Advertising dollars at U.S. print newspapers continued to fall in the third quarter, declining by 7.4 percent, according the latest industry report.

The Newspaper Association of America said Tuesday that total advertising dollars spent on print advertising fell 9 percent to $10.1 billion from the same period last year, led by a 17 percent tumble in classified advertising.

Online advertising now accounts for 7.1 percent of overall newspaper ad spending, up from 5.4 percent in the third quarter of 2006. The industry group said this demonstrated the importance of newspaper Web site advertising.

Within the print advertising category in the third quarter, classified ad spending dropped 17 percent. Real estate advertising fell 24.4 percent to $1 billion as the nation experiences a steep decline in home sales fueled by a crisis in the subprime mortgage lending sector.

At the same time, broader economic issues are impacting our industry the same way they are impacting other media – the continued fallout from declines in the housing market clearly affects real estate, recruitment and retail advertising, NAA President and CEO John Sturn said. Newspaper companies continue to take aggressive measures to prepare for the future during a period of economic challenges for the industry.

Classified advertising, once considered the major source of income for newspapers experienced a big drop drop.

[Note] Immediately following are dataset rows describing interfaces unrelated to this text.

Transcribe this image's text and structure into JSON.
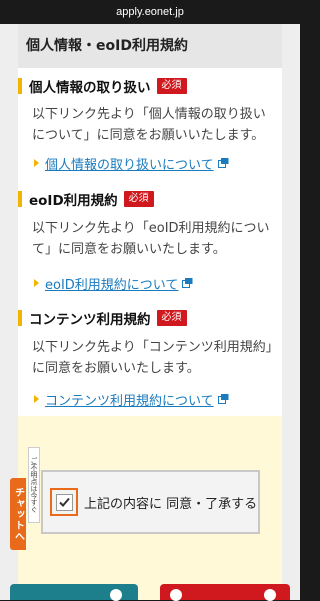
{
  "browser": {
    "url": "apply.eonet.jp"
  },
  "card": {
    "header": "個人情報・eoID利用規約"
  },
  "sections": [
    {
      "title": "個人情報の取り扱い",
      "badge": "必須",
      "desc": "以下リンク先より「個人情報の取り扱いについて」に同意をお願いいたします。",
      "link": "個人情報の取り扱いについて"
    },
    {
      "title": "eoID利用規約",
      "badge": "必須",
      "desc": "以下リンク先より「eoID利用規約について」に同意をお願いいたします。",
      "link": "eoID利用規約について"
    },
    {
      "title": "コンテンツ利用規約",
      "badge": "必須",
      "desc": "以下リンク先より「コンテンツ利用規約」に同意をお願いいたします。",
      "link": "コンテンツ利用規約について"
    }
  ],
  "agree": {
    "label": "上記の内容に 同意・了承する"
  },
  "chat": {
    "label": "チャットへ",
    "note": "ご不明点は今すぐ"
  },
  "colors": {
    "accent": "#f1b400",
    "required": "#d0181f",
    "link": "#1a7bbf",
    "checkbox_focus": "#e86a1a"
  }
}
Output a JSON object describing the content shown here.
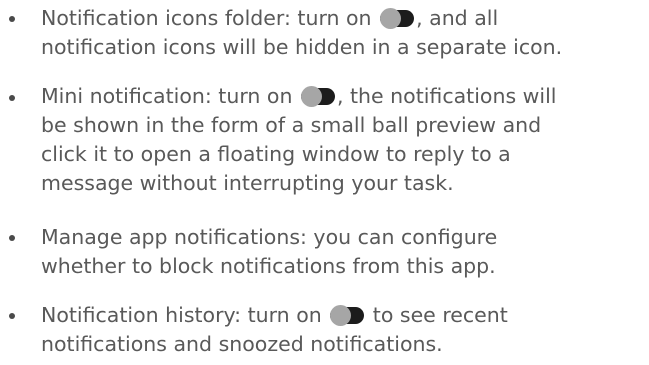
{
  "items": [
    {
      "title": "Notification icons folder",
      "line1_pre": "Notification icons folder: turn on",
      "line1_post": ", and all",
      "line2": "notification icons will be hidden in a separate icon.",
      "toggle_icon": "toggle-switch-icon"
    },
    {
      "title": "Mini notification",
      "line1_pre": "Mini notification: turn on",
      "line1_post": ", the notifications will",
      "line2": "be shown in the form of a small ball preview and",
      "line3": "click it to open a floating window to reply to a",
      "line4": "message  without interrupting your task.",
      "toggle_icon": "toggle-switch-icon"
    },
    {
      "title": "Manage app notifications",
      "line1": "Manage app notifications: you can configure",
      "line2": "whether to block notifications from this app."
    },
    {
      "title": "Notification history",
      "line1_pre": "Notification history: turn on",
      "line1_post": "to see recent",
      "line2": "notifications and snoozed notifications.",
      "toggle_icon": "toggle-switch-icon"
    }
  ],
  "colors": {
    "text": "#595959",
    "bullet": "#4a4a4a",
    "toggle_track": "#1c1c1c",
    "toggle_knob": "#a6a6a6"
  }
}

Within classified ads, job ads dropped 20 percent to $882.4 million and automotive ads were down 18 percent to $796.6 million.

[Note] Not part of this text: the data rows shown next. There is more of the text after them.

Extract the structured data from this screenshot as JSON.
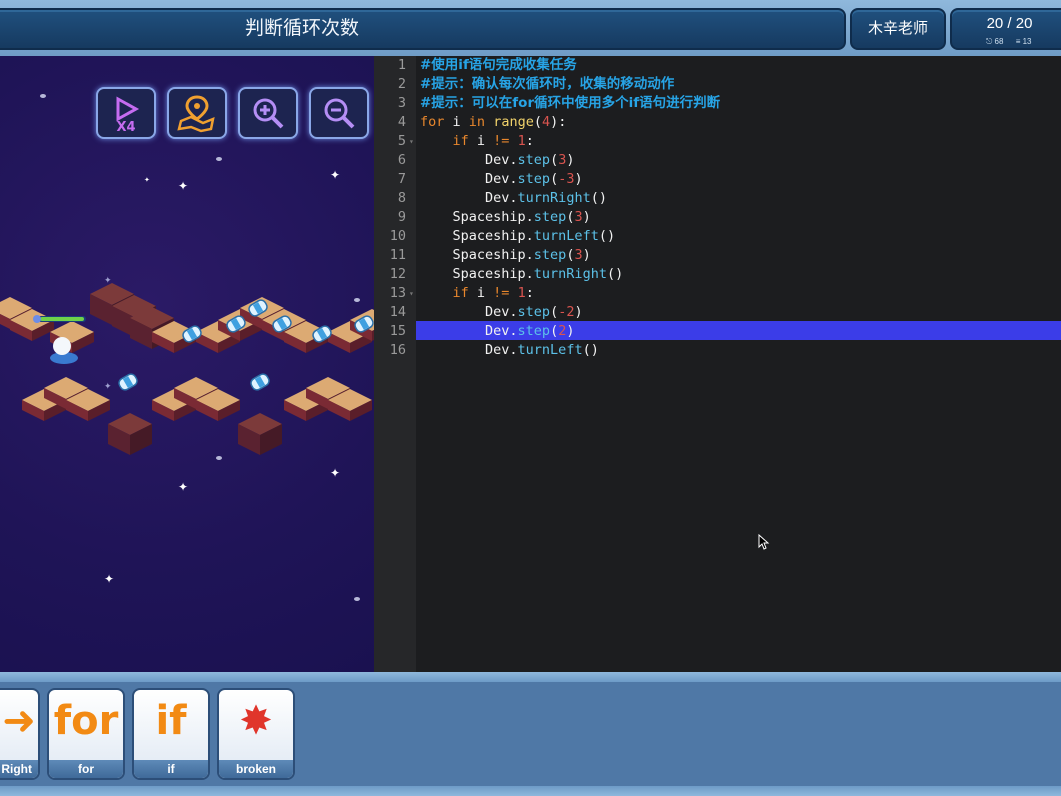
{
  "header": {
    "title": "判断循环次数",
    "teacher": "木辛老师",
    "progress": "20 / 20",
    "stats": [
      "⎋ 68",
      "≡ 13"
    ]
  },
  "game": {
    "tools": [
      {
        "name": "play-x4-icon",
        "label": "X4"
      },
      {
        "name": "map-pin-icon",
        "label": ""
      },
      {
        "name": "zoom-in-icon",
        "label": ""
      },
      {
        "name": "zoom-out-icon",
        "label": ""
      }
    ]
  },
  "editor": {
    "lines": [
      {
        "n": "1",
        "text": "#使用if语句完成收集任务"
      },
      {
        "n": "2",
        "text": "#提示：确认每次循环时，收集的移动动作"
      },
      {
        "n": "3",
        "text": "#提示：可以在for循环中使用多个if语句进行判断"
      },
      {
        "n": "4",
        "text": "for i in range(4):"
      },
      {
        "n": "5",
        "text": "    if i != 1:"
      },
      {
        "n": "6",
        "text": "        Dev.step(3)"
      },
      {
        "n": "7",
        "text": "        Dev.step(-3)"
      },
      {
        "n": "8",
        "text": "        Dev.turnRight()"
      },
      {
        "n": "9",
        "text": "    Spaceship.step(3)"
      },
      {
        "n": "10",
        "text": "    Spaceship.turnLeft()"
      },
      {
        "n": "11",
        "text": "    Spaceship.step(3)"
      },
      {
        "n": "12",
        "text": "    Spaceship.turnRight()"
      },
      {
        "n": "13",
        "text": "    if i != 1:"
      },
      {
        "n": "14",
        "text": "        Dev.step(-2)"
      },
      {
        "n": "15",
        "text": "        Dev.step(2)"
      },
      {
        "n": "16",
        "text": "        Dev.turnLeft()"
      }
    ],
    "highlighted_line": 15
  },
  "palette": {
    "cards": [
      {
        "label": "Right",
        "glyph": "➜"
      },
      {
        "label": "for",
        "glyph": "for"
      },
      {
        "label": "if",
        "glyph": "if"
      },
      {
        "label": "broken",
        "glyph": "✸"
      }
    ]
  }
}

Online advertising at newspapers climbed 21 percent to $773 million in the latest period compared with a year ago.